 Finally, in Count XXI, Harvey alleges that Pincus conspired with the three attorneys retained by Harvey "to injure, threaten, harass, oppress, intimidate, and terrorize plaintiff." (Complaint para. 21.2). Liberally construed, this allegation may be sufficient to state a claim for intentionally causing or assisting an agent to violate a duty to his principal. See Restatement (Second) of Torts § 312 (1965). There is not, however, the least bit of factual support in the record for such a claim. Pincus avers that he was acting solely for the benefit of his client and at no time conspired with plaintiff's attorneys to injure plaintiff. Moreover, Harvey was represented by three different attorneys over three different periods of time. The last of these attorneys was retained through a referral from the Montgomery County Bar Association. At most, the record shows that Harvey was displeased with the representation he received from his attorneys. There is nothing to show that Pincus influenced the independent judgment of Harvey's counsel. Pincus cannot, therefore, be held liable for the actions of plaintiff's own attorneys. See Sachs v. Levy, 216 F. Supp. 44, 46 (E.D. Pa. 1963). *fn10"

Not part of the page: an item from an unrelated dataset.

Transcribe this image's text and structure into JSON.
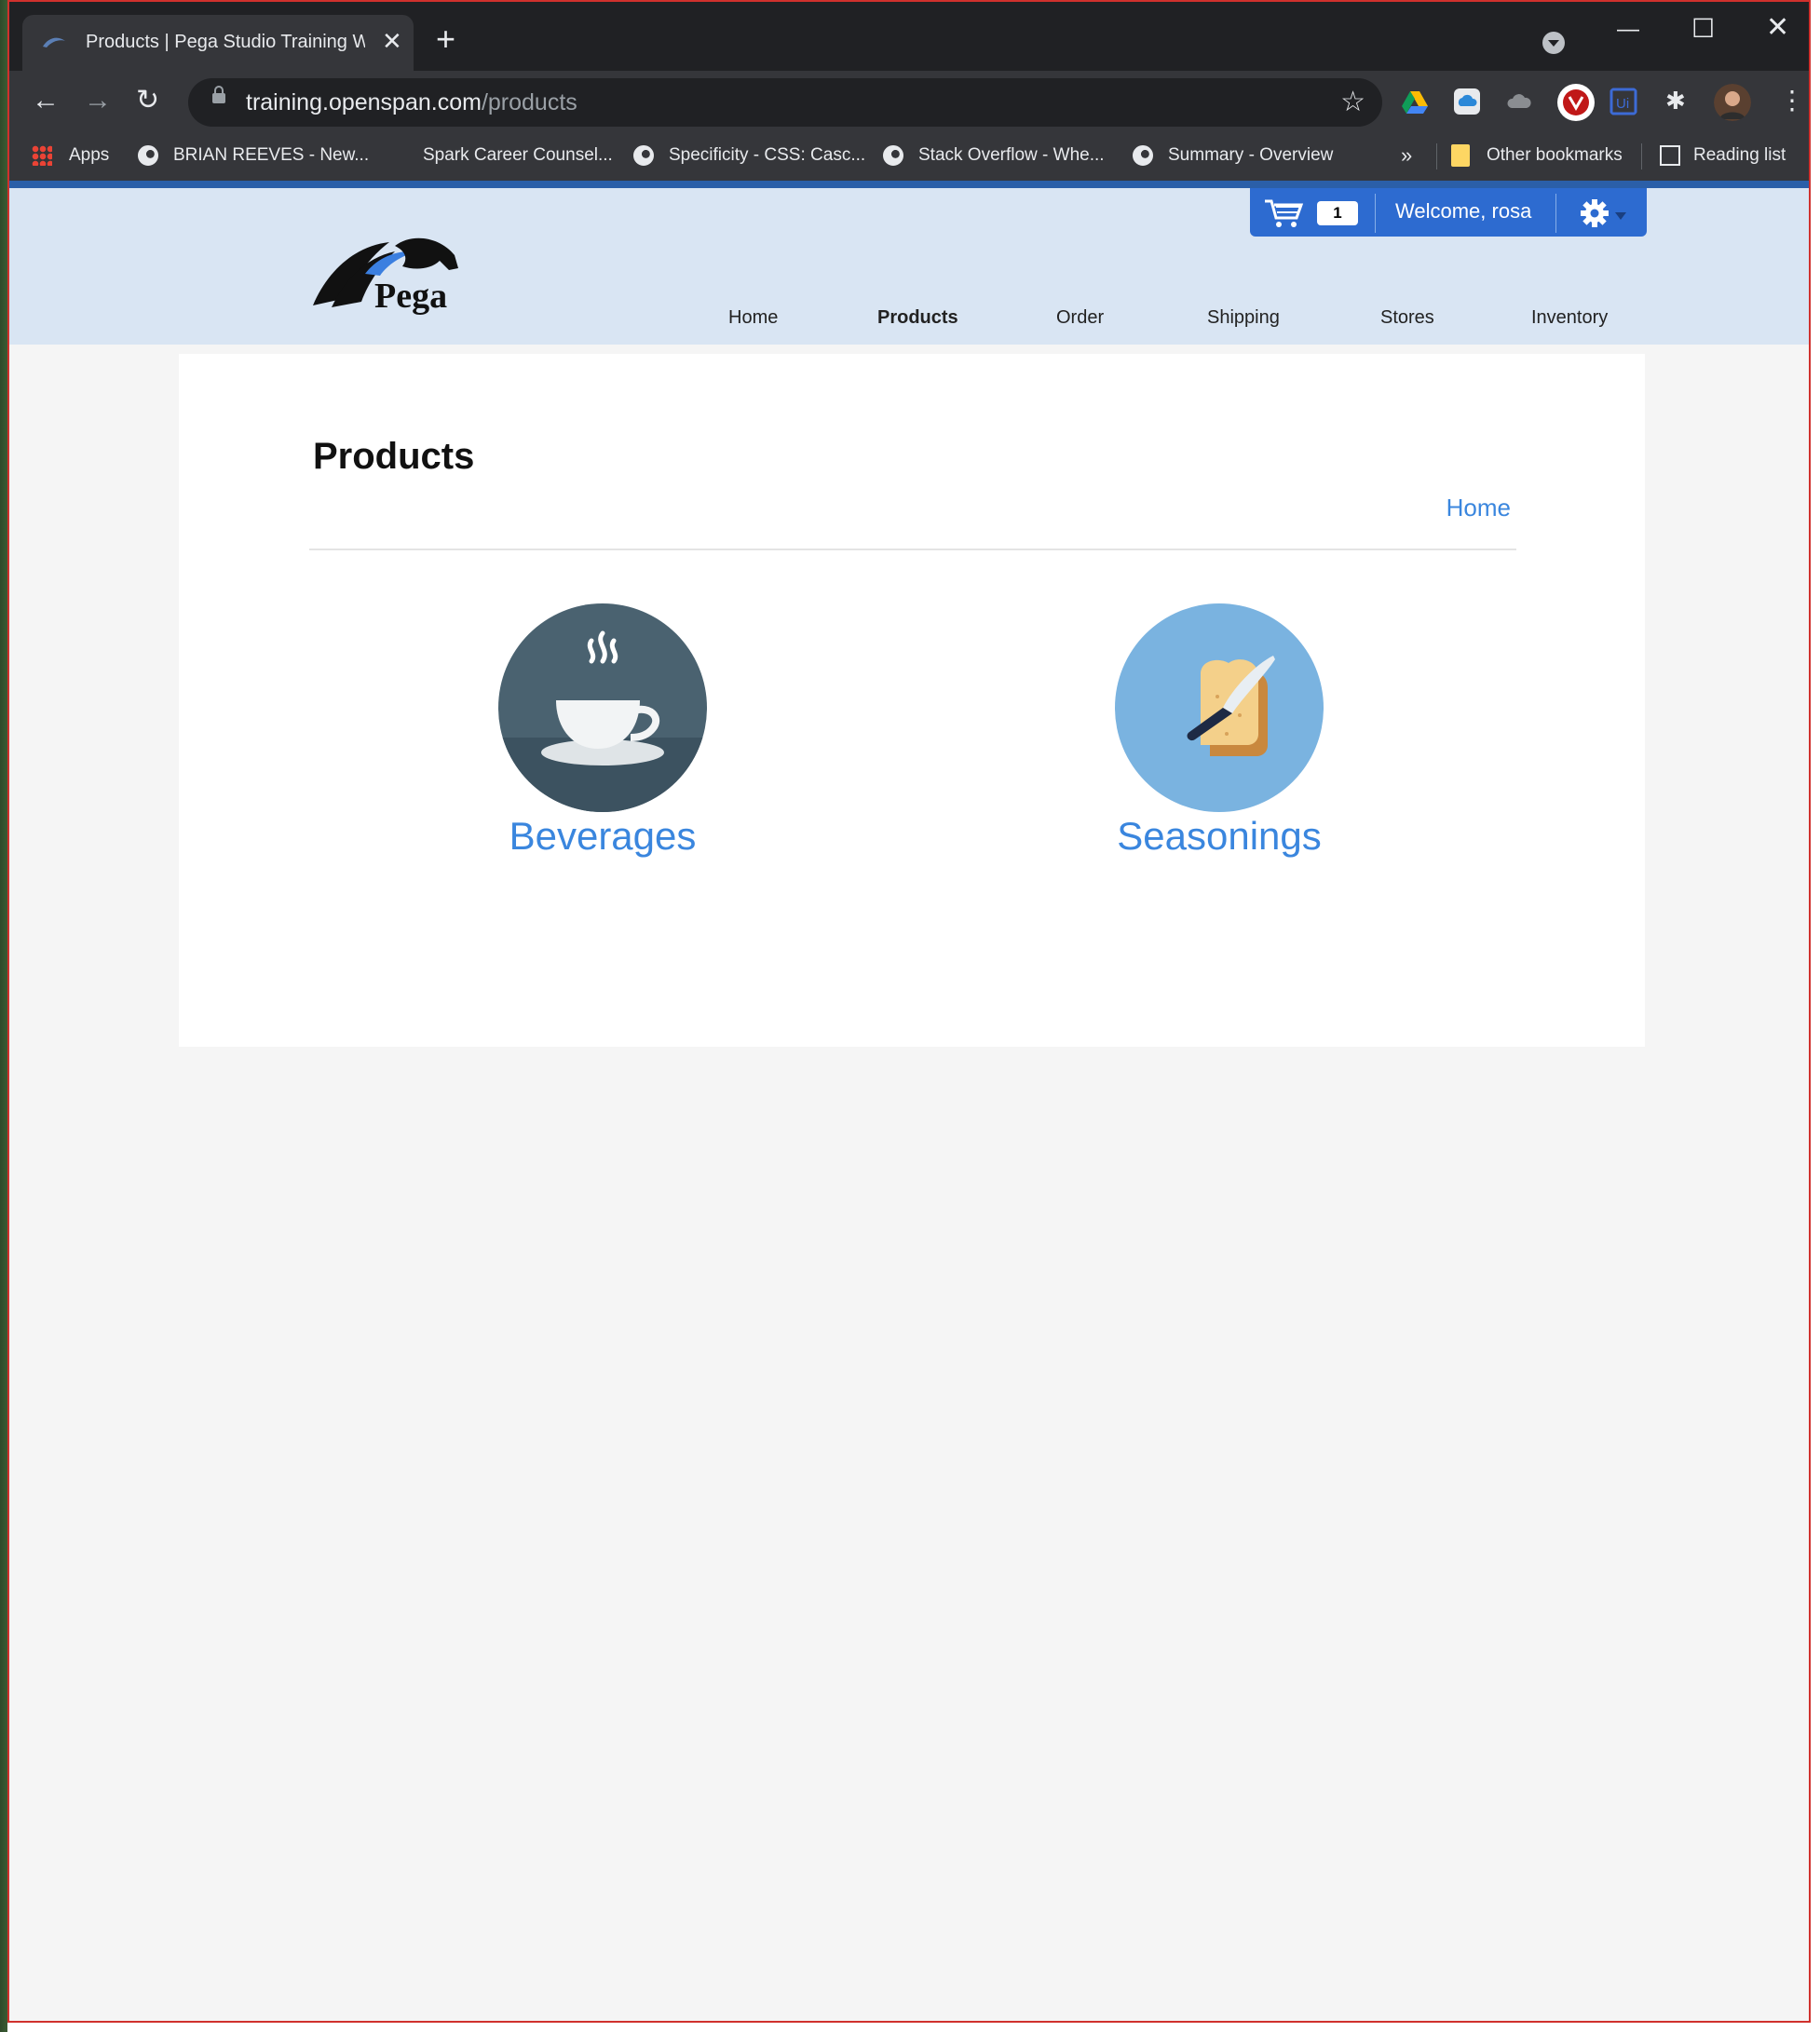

 Accordingly, for reasons set forth in this opinion, Pincus is entitled to judgment as a matter of law on the state-law claims pleaded in plaintiff's complaint.

 ORDER

 This 15th day of October, 1982, it is

 ORDERED that the Motion of defendants, Elliott N. Pincus and Miller & Pincus, for Summary Judgment on Plaintiff's Outstanding State Law Claims (document No. 99) is GRANTED and Judgment is entered in favor of the defendants.


Buy This Entire Record For $7.95

Official citation and/or docket number and footnotes (if any) for this case available with purchase.

Learn more about what you receive with purchase of this case.